§ **TASK STATEMENT**
If a line below holds the word "from", count it; then say how many such lines there are and nothing else.

● ● ● ●

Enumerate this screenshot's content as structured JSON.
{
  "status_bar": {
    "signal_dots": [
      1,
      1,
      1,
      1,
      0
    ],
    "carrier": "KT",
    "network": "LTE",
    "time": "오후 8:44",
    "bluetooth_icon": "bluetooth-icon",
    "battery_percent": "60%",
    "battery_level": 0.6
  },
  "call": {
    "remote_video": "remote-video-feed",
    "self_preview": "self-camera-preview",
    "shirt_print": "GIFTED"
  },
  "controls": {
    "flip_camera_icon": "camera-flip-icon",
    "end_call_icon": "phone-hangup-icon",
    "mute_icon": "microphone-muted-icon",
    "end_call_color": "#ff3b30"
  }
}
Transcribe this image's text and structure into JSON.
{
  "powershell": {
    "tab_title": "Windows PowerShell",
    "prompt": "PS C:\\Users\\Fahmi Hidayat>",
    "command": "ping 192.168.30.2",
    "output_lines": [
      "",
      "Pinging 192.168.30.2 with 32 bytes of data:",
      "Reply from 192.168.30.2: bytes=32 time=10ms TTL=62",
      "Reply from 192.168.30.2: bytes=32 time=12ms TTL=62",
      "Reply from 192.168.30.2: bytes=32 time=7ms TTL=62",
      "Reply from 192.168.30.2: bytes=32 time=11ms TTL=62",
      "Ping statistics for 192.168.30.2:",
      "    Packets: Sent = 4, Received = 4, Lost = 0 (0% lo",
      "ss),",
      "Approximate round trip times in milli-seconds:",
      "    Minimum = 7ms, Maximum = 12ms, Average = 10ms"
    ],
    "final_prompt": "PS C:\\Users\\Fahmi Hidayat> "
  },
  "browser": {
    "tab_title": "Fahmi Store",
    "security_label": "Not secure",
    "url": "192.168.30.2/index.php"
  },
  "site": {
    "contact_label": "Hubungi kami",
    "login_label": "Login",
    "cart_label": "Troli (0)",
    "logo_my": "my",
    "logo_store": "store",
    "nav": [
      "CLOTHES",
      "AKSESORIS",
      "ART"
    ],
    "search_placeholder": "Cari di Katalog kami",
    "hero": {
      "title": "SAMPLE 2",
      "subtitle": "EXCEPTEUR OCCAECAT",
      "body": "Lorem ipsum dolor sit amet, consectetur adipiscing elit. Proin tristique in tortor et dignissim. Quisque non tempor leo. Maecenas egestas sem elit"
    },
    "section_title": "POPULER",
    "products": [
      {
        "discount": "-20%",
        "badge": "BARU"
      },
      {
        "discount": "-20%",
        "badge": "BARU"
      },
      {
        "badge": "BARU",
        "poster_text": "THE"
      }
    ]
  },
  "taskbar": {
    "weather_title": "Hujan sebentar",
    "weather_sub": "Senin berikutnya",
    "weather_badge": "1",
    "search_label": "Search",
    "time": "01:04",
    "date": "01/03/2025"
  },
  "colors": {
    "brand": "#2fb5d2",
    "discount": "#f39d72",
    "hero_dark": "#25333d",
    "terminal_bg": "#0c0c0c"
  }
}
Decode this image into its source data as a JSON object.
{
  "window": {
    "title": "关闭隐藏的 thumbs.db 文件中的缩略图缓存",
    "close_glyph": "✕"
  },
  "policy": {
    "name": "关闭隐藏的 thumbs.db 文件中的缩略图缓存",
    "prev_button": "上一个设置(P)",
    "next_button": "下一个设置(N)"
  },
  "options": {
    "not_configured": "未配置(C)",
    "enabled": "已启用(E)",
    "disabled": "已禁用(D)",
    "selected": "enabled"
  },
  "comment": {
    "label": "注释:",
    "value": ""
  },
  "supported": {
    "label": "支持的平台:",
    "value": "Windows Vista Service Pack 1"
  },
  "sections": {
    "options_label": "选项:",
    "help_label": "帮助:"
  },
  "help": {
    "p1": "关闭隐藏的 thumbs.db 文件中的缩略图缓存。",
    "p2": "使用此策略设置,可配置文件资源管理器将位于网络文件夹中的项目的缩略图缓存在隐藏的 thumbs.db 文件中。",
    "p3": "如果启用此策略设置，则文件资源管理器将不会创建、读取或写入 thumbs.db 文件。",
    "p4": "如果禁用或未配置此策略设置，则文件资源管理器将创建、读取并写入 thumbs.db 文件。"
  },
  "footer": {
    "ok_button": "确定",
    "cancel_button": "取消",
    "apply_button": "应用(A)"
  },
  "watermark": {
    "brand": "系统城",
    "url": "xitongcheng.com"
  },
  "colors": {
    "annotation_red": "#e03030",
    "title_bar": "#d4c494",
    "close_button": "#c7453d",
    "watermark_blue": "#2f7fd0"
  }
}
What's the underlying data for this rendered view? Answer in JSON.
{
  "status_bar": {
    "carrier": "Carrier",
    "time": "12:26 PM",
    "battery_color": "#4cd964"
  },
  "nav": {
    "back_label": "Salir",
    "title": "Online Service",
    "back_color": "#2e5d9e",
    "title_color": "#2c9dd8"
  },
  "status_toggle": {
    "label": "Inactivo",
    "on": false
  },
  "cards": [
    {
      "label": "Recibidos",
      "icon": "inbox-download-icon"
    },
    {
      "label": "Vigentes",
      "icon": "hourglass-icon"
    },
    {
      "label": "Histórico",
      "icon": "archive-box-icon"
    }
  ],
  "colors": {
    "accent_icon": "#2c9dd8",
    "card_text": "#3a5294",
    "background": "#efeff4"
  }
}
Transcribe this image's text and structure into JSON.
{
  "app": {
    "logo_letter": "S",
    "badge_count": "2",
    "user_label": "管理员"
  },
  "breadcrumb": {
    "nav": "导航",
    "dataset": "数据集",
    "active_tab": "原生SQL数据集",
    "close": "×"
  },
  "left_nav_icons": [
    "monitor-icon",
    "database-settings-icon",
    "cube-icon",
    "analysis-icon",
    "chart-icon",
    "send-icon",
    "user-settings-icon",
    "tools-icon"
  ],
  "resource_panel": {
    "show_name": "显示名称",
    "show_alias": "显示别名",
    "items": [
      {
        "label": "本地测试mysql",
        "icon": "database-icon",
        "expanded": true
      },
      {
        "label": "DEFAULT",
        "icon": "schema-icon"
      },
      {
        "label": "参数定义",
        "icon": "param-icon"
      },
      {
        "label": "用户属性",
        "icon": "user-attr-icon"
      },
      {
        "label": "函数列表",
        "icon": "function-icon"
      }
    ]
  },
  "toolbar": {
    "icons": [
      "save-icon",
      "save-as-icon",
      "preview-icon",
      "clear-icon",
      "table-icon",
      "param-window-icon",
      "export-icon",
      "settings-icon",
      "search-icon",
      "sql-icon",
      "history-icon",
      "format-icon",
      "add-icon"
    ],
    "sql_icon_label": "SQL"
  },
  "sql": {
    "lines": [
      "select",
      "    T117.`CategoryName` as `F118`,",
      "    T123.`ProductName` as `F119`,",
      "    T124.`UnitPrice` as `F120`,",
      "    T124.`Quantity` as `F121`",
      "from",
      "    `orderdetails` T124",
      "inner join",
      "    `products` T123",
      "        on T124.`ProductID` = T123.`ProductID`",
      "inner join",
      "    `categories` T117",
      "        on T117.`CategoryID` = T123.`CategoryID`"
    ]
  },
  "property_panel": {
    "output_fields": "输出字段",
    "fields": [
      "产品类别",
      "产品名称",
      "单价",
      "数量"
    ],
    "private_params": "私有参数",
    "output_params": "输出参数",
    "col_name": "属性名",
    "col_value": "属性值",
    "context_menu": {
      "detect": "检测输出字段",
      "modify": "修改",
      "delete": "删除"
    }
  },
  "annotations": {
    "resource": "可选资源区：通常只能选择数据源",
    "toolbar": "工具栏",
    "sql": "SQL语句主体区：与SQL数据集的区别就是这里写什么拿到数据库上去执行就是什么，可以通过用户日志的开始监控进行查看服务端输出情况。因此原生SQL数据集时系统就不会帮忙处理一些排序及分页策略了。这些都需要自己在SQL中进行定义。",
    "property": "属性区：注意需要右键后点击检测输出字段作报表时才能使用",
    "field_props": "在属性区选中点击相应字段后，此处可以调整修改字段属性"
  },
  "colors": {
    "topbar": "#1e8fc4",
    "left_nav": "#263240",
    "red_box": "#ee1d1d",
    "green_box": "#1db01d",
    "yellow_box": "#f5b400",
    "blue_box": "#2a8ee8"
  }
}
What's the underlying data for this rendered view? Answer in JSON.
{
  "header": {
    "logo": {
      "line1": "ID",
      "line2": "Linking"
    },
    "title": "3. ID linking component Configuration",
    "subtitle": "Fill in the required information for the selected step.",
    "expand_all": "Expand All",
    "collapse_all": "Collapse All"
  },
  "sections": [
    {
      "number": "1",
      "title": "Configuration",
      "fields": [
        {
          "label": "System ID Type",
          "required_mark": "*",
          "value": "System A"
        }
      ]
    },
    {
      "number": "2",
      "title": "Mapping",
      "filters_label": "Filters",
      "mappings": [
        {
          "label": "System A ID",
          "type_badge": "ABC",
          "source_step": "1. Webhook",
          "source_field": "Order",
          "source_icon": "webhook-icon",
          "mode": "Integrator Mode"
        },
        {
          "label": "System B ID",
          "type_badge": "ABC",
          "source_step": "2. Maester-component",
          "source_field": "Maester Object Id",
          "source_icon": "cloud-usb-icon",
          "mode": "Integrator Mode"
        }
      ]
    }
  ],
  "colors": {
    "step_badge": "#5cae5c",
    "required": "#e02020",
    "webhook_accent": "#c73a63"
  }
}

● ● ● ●

§ **RESPONSE**
5